One of your musical idols, Kristin Chenoweth, is onstage performing at a local venue, and at one point she wanders through the audience, asking if anyone knows the song “For Good” from the musical Wicked. Well how about that, you do! Up goes your hand, and then you’re inexplicably onstage with Kristin Chenoweth, who sings her part, then turns to you and…you knock it out of the park, singing the entire thing from memory like a superstar.
And then you wake up? Not if you’re Sarah Horn, who it turns out not only knew the song, but works as a professional vocal instructor at California Baptist University in Riverside, California.
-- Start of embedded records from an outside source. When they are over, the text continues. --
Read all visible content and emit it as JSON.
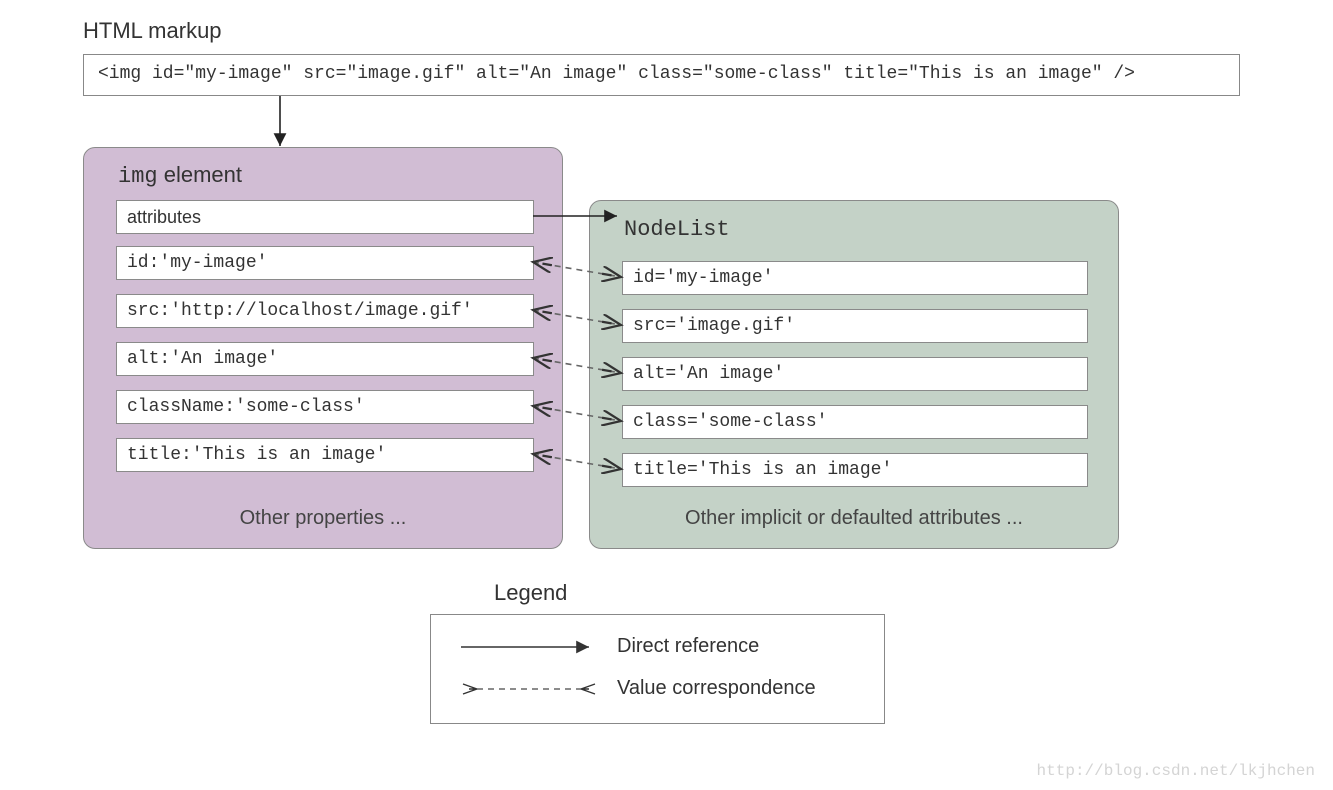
{
  "header": {
    "title": "HTML markup",
    "code": "<img id=\"my-image\" src=\"image.gif\" alt=\"An image\" class=\"some-class\" title=\"This is an image\" />"
  },
  "img_panel": {
    "title_prefix": "img",
    "title_suffix": " element",
    "slots": [
      "attributes",
      "id:'my-image'",
      "src:'http://localhost/image.gif'",
      "alt:'An image'",
      "className:'some-class'",
      "title:'This is an image'"
    ],
    "footer": "Other properties ..."
  },
  "nodelist_panel": {
    "title": "NodeList",
    "slots": [
      "id='my-image'",
      "src='image.gif'",
      "alt='An image'",
      "class='some-class'",
      "title='This is an image'"
    ],
    "footer": "Other implicit or defaulted attributes ..."
  },
  "legend": {
    "title": "Legend",
    "direct": "Direct reference",
    "value_corr": "Value correspondence"
  },
  "watermark": "http://blog.csdn.net/lkjhchen"
}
Chenoweth was performing at the Hollywood Bowl in Los Angeles last Friday evening, but at one point began moving through the crowd, asking people if they knew the song “For Good.” That’s according to Horn, who wrote about her remarkable experience for BroadwayWorld.com.
Toward the end of the second half of the performance, Kristin wanders on to the pasarel. She held a mic up to a lady in front of me and asked if she knew the song “For Good.” Nope. I took the chance, as I was directly behind Kristin, to stand up and wave and say, “I know the song!”
After chatting briefly, Horn says Chenoweth kept moving down the line, asking others if they knew the song, but ultimately came back to her, summoning her onstage to perform the duet. In the video, when Chenoweth discovers what Horn does for a living, she seems startled, but much more so when Horn begins to sing.
“Oh sing it, sing it,” says Chenoweth, beaming and clasping her hands together in apparent astonishment; when the song shifts to trickier vocal lines, both singers weaving, Chenoweth exclaims “Holy crap, harmony!”
Was Horn an audience plant? Watching the near-perfect performance, it’s easy to see why some are wondering. Horn claims no, writing:
Paul Geller, Production Director at both the Hollywood Bowl and the Walt Disney Concert Hall pulled me aside afterward. He said that the production staff is very picky about the quality of performers that they allow on their stage and that what was produced in that song was better than anything they could have planned. He took down my contact information because at some point during the last three songs, he got a phone call from the LA Times wanting to know if I was an audience plant and asked my permission to pass on my contact information for them to speak to me directly, if needed.